Streaming platforms like Netflix have done wonders breaking down cultural barriers to film, with the breakout success of “Squid Game” last year highlighting how films and TV shows made anywhere can catch fire worldwide. America is not the only nation with a robust film and television industry, and I think it’s important to always keep an open mind to see what the rest of the world has to offer by venturing outside genres and markets that we’re familiar with.
I took a chance on “RRR,” a Hindi film that showcases an epic tale between two friends in 1920s British-ruled India, and I’m glad that I did. I watched the film with subtitles, and it really vindicated for me what “Parasite” director Bong Joon Ho said a few years ago at the Oscars: “Once you overcome the one inch tall barrier of subtitles, you will be introduced to so many more amazing films.”
The film starts off with the abduction of a young girl named Malli (Twinkle Sharma) from the Gond Tribe by British Gov. Scott Buxton (Ray Stevenson) and his wife, Catherine (Alison Doody). This sets her brother, Komaram Bheem (N. T. Rama Rao Jr.) on a mission of rebellion in order to get her back.
Meanwhile, Alluri Sitarama Raju (Ram Charan), is doing all that he can to move up the ranks as an officer of the British Empire. Raju is portrayed as an almost unstoppable force, initially illustrated in his introductory scene in which he captures a single protester out of a sea of many, all who are determined to trample him. After his impressive feat, he is assigned to track down and capture Bheem.
The two end up meeting by chance when they help save a boy from a train crash in which the two have instant chemistry, unaware of each other’s true identities. They end up becoming good friends and they save each other a few times; Raju even helps Bheem court an English lady named Jenny (Olivia Morris), who helps give him a read of Buxton’s sprawling compound where Malli is being held.
Bheem and Raju inevitably find their lives on a collision course when Raju learns of Bheem’s true identity, pitting the two close friends against each other as bitter enemies. And it produces some wonderful melodrama.

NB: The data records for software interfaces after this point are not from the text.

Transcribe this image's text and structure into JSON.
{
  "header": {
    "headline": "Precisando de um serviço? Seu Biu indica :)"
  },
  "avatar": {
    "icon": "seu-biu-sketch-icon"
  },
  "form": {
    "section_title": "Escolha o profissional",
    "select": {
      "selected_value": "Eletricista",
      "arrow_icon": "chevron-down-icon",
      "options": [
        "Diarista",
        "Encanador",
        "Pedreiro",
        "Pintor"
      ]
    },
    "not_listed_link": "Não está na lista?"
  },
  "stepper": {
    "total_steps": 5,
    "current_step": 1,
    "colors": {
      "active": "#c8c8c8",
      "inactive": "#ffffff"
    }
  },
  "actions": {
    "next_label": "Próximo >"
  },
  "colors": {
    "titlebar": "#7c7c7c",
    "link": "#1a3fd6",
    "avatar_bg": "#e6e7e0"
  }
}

In a video on InReview’s TikTok account, I noted that this film used exaggeration well, feeling to me like a live action anime. It is marvelously produced — while it does indulge in the realm of the ridiculous, nothing in it feels fake or cheaply made. I particularly liked its over-the-top action scenes and in-your-face use of symbolism.

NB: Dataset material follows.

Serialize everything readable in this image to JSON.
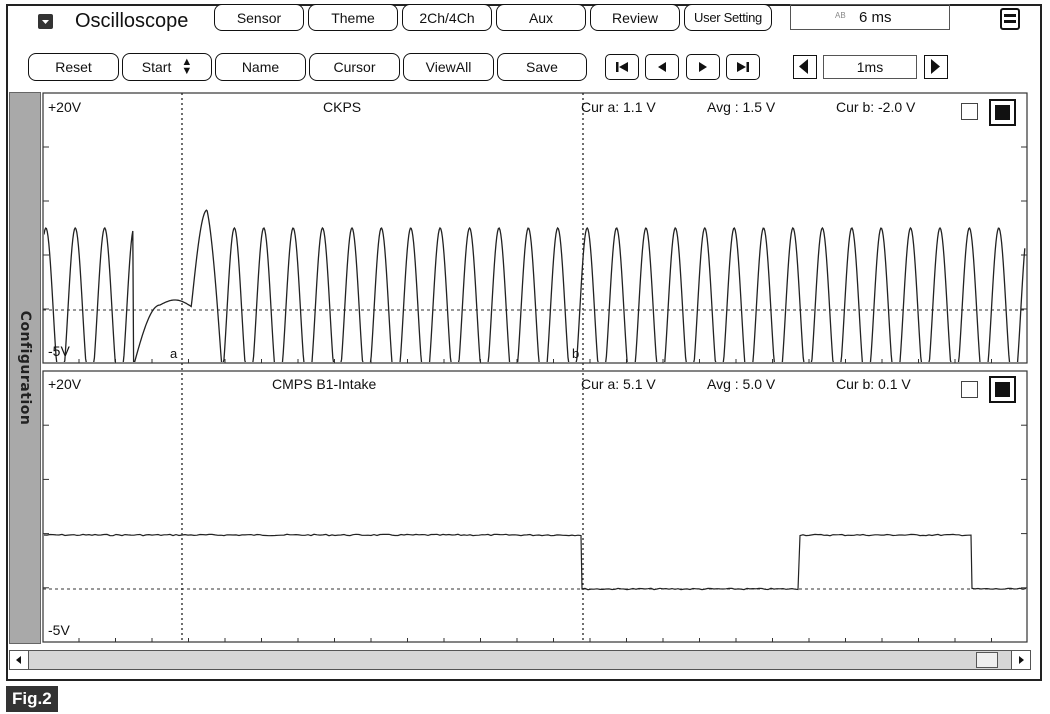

It was a little long for my tastes — its run time is nearly 3 hours, and it does drag at certain points. I watched it over the course of three viewing sessions.
As a whole, “RRR” is a silly, over-the-top film that fully commits to what it is, resulting in superior melodrama and great action sequences fueled by the convincing performances of its leads. You might need to take a break or two while watching this like I did, but I think this is a film anyone can get into.
The “one inch” barrier of subtitles is easy to overcome and you will be glad when you do.
“RRR” gets a 9/10